[Element data from apps and pages]
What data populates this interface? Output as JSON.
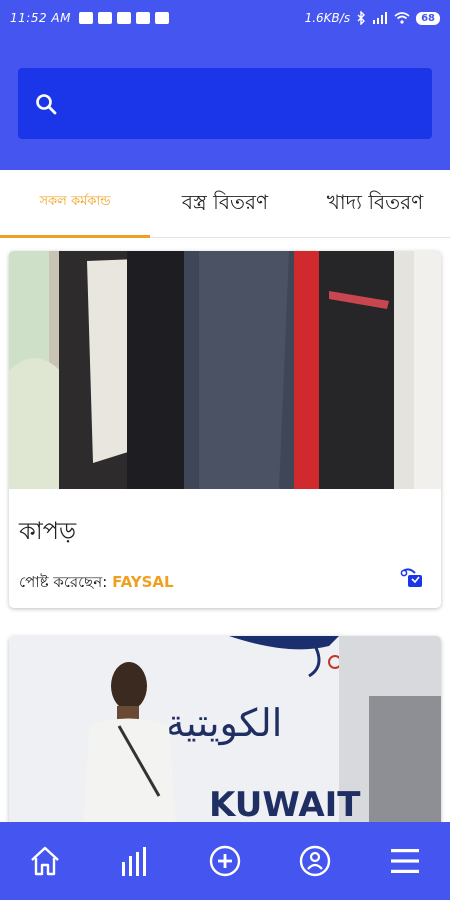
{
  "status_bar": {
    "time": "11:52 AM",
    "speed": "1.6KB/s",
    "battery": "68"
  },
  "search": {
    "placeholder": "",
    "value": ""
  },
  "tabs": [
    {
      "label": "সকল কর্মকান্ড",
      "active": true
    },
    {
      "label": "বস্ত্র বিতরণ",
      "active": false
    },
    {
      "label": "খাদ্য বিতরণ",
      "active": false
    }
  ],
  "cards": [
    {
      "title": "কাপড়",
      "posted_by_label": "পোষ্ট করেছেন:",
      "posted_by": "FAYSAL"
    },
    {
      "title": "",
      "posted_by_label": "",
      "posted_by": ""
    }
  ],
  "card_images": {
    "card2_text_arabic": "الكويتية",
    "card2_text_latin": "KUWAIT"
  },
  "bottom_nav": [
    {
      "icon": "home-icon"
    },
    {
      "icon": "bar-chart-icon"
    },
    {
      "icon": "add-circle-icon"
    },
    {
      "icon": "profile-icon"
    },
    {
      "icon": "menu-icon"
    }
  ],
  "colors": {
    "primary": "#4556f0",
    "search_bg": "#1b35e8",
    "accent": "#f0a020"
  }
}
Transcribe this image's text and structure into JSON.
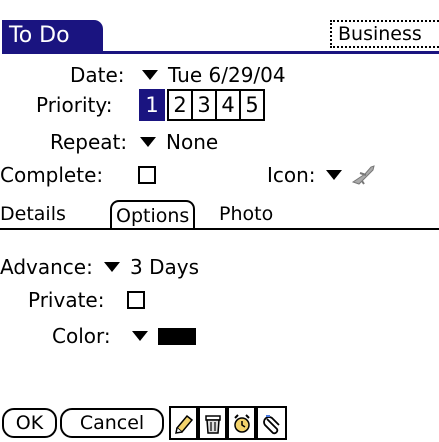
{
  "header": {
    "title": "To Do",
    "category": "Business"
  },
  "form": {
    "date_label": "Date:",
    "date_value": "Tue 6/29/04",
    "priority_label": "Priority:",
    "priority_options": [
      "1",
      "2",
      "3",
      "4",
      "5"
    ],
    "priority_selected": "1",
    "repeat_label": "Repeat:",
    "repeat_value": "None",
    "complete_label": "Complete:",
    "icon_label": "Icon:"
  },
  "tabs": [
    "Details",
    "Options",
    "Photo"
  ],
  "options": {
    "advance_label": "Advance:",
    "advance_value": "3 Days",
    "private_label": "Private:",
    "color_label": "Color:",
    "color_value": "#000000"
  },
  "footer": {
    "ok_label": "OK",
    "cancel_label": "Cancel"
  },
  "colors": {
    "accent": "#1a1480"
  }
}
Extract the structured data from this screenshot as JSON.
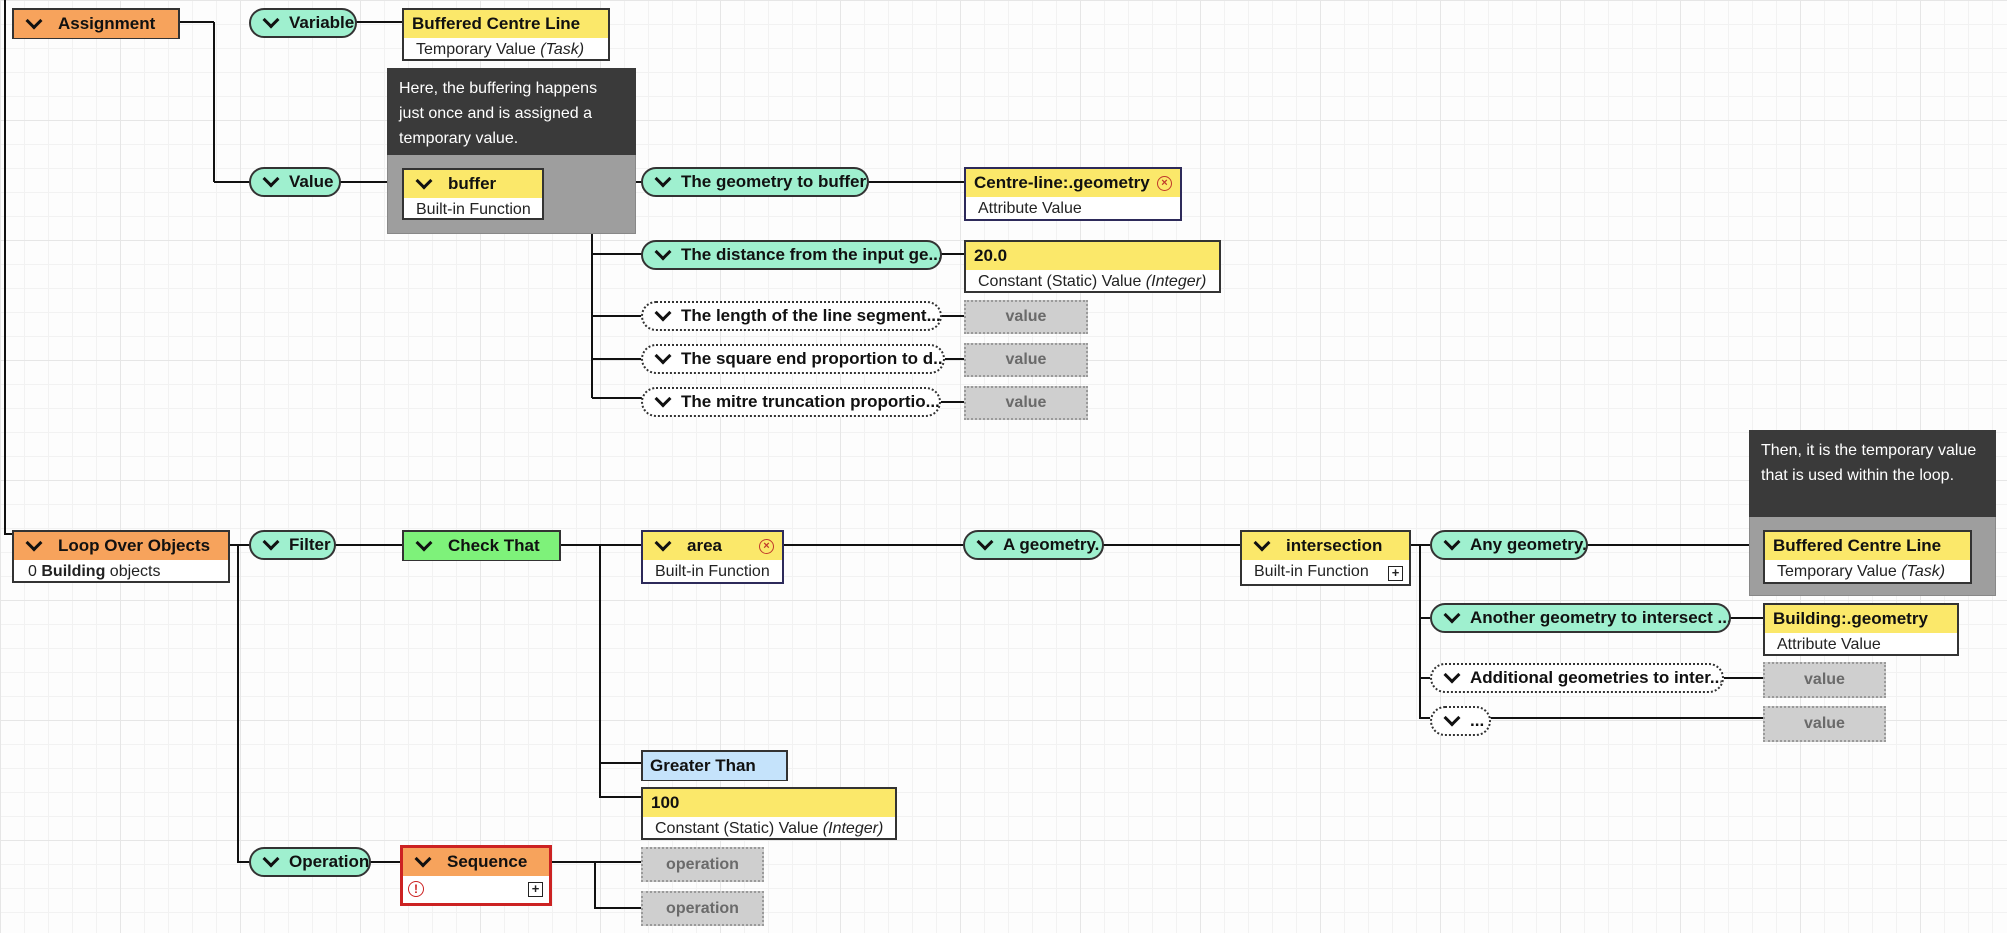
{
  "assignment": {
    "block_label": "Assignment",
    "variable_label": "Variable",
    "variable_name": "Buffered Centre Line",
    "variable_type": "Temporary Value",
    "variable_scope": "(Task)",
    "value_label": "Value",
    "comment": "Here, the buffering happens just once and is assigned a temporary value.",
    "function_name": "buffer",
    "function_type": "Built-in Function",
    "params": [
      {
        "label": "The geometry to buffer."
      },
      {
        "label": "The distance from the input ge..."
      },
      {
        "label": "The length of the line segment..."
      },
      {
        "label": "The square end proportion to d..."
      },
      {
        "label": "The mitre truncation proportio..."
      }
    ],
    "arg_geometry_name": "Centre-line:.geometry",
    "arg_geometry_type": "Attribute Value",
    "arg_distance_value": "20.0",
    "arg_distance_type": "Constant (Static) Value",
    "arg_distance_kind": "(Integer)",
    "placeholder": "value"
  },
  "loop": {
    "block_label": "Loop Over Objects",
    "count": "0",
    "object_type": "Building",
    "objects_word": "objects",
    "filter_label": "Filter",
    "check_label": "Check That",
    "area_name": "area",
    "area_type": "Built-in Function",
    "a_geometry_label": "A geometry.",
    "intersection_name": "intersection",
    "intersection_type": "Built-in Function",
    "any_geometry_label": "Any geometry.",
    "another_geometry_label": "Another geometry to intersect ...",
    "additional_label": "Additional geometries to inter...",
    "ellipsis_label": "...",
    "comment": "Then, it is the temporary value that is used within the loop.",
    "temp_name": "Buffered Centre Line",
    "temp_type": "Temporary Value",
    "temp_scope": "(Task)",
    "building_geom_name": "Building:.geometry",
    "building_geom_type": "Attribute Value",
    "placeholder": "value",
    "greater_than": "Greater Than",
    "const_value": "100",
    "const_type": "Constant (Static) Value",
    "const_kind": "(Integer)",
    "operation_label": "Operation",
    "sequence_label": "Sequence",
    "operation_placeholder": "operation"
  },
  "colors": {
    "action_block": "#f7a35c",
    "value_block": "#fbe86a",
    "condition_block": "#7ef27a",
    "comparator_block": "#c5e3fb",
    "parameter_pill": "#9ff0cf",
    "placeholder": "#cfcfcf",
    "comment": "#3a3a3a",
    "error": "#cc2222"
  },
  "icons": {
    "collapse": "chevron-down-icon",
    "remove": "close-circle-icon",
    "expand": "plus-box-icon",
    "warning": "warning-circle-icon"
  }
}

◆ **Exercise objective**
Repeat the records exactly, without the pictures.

◆ **Exercise result**
What data populates this interface? Output as JSON.
{
  "status_bar": {
    "time": "11:52 AM",
    "speed": "1.6KB/s",
    "battery": "68"
  },
  "search": {
    "placeholder": "",
    "value": ""
  },
  "tabs": [
    {
      "label": "সকল কর্মকান্ড",
      "active": true
    },
    {
      "label": "বস্ত্র বিতরণ",
      "active": false
    },
    {
      "label": "খাদ্য বিতরণ",
      "active": false
    }
  ],
  "cards": [
    {
      "title": "কাপড়",
      "posted_by_label": "পোষ্ট করেছেন:",
      "posted_by": "FAYSAL"
    },
    {
      "title": "",
      "posted_by_label": "",
      "posted_by": ""
    }
  ],
  "card_images": {
    "card2_text_arabic": "الكويتية",
    "card2_text_latin": "KUWAIT"
  },
  "bottom_nav": [
    {
      "icon": "home-icon"
    },
    {
      "icon": "bar-chart-icon"
    },
    {
      "icon": "add-circle-icon"
    },
    {
      "icon": "profile-icon"
    },
    {
      "icon": "menu-icon"
    }
  ],
  "colors": {
    "primary": "#4556f0",
    "search_bg": "#1b35e8",
    "accent": "#f0a020"
  }
}
Transcribe this image's text and structure into JSON.
{
  "header": {
    "title": "To Do",
    "category": "Business"
  },
  "form": {
    "date_label": "Date:",
    "date_value": "Tue 6/29/04",
    "priority_label": "Priority:",
    "priority_options": [
      "1",
      "2",
      "3",
      "4",
      "5"
    ],
    "priority_selected": "1",
    "repeat_label": "Repeat:",
    "repeat_value": "None",
    "complete_label": "Complete:",
    "icon_label": "Icon:"
  },
  "tabs": [
    "Details",
    "Options",
    "Photo"
  ],
  "options": {
    "advance_label": "Advance:",
    "advance_value": "3 Days",
    "private_label": "Private:",
    "color_label": "Color:",
    "color_value": "#000000"
  },
  "footer": {
    "ok_label": "OK",
    "cancel_label": "Cancel"
  },
  "colors": {
    "accent": "#1a1480"
  }
}
Extract the structured data from this screenshot as JSON.
{
  "assignment": {
    "block_label": "Assignment",
    "variable_label": "Variable",
    "variable_name": "Buffered Centre Line",
    "variable_type": "Temporary Value",
    "variable_scope": "(Task)",
    "value_label": "Value",
    "comment": "Here, the buffering happens just once and is assigned a temporary value.",
    "function_name": "buffer",
    "function_type": "Built-in Function",
    "params": [
      {
        "label": "The geometry to buffer."
      },
      {
        "label": "The distance from the input ge..."
      },
      {
        "label": "The length of the line segment..."
      },
      {
        "label": "The square end proportion to d..."
      },
      {
        "label": "The mitre truncation proportio..."
      }
    ],
    "arg_geometry_name": "Centre-line:.geometry",
    "arg_geometry_type": "Attribute Value",
    "arg_distance_value": "20.0",
    "arg_distance_type": "Constant (Static) Value",
    "arg_distance_kind": "(Integer)",
    "placeholder": "value"
  },
  "loop": {
    "block_label": "Loop Over Objects",
    "count": "0",
    "object_type": "Building",
    "objects_word": "objects",
    "filter_label": "Filter",
    "check_label": "Check That",
    "area_name": "area",
    "area_type": "Built-in Function",
    "a_geometry_label": "A geometry.",
    "intersection_name": "intersection",
    "intersection_type": "Built-in Function",
    "any_geometry_label": "Any geometry.",
    "another_geometry_label": "Another geometry to intersect ...",
    "additional_label": "Additional geometries to inter...",
    "ellipsis_label": "...",
    "comment": "Then, it is the temporary value that is used within the loop.",
    "temp_name": "Buffered Centre Line",
    "temp_type": "Temporary Value",
    "temp_scope": "(Task)",
    "building_geom_name": "Building:.geometry",
    "building_geom_type": "Attribute Value",
    "placeholder": "value",
    "greater_than": "Greater Than",
    "const_value": "100",
    "const_type": "Constant (Static) Value",
    "const_kind": "(Integer)",
    "operation_label": "Operation",
    "sequence_label": "Sequence",
    "operation_placeholder": "operation"
  },
  "colors": {
    "action_block": "#f7a35c",
    "value_block": "#fbe86a",
    "condition_block": "#7ef27a",
    "comparator_block": "#c5e3fb",
    "parameter_pill": "#9ff0cf",
    "placeholder": "#cfcfcf",
    "comment": "#3a3a3a",
    "error": "#cc2222"
  },
  "icons": {
    "collapse": "chevron-down-icon",
    "remove": "close-circle-icon",
    "expand": "plus-box-icon",
    "warning": "warning-circle-icon"
  }
}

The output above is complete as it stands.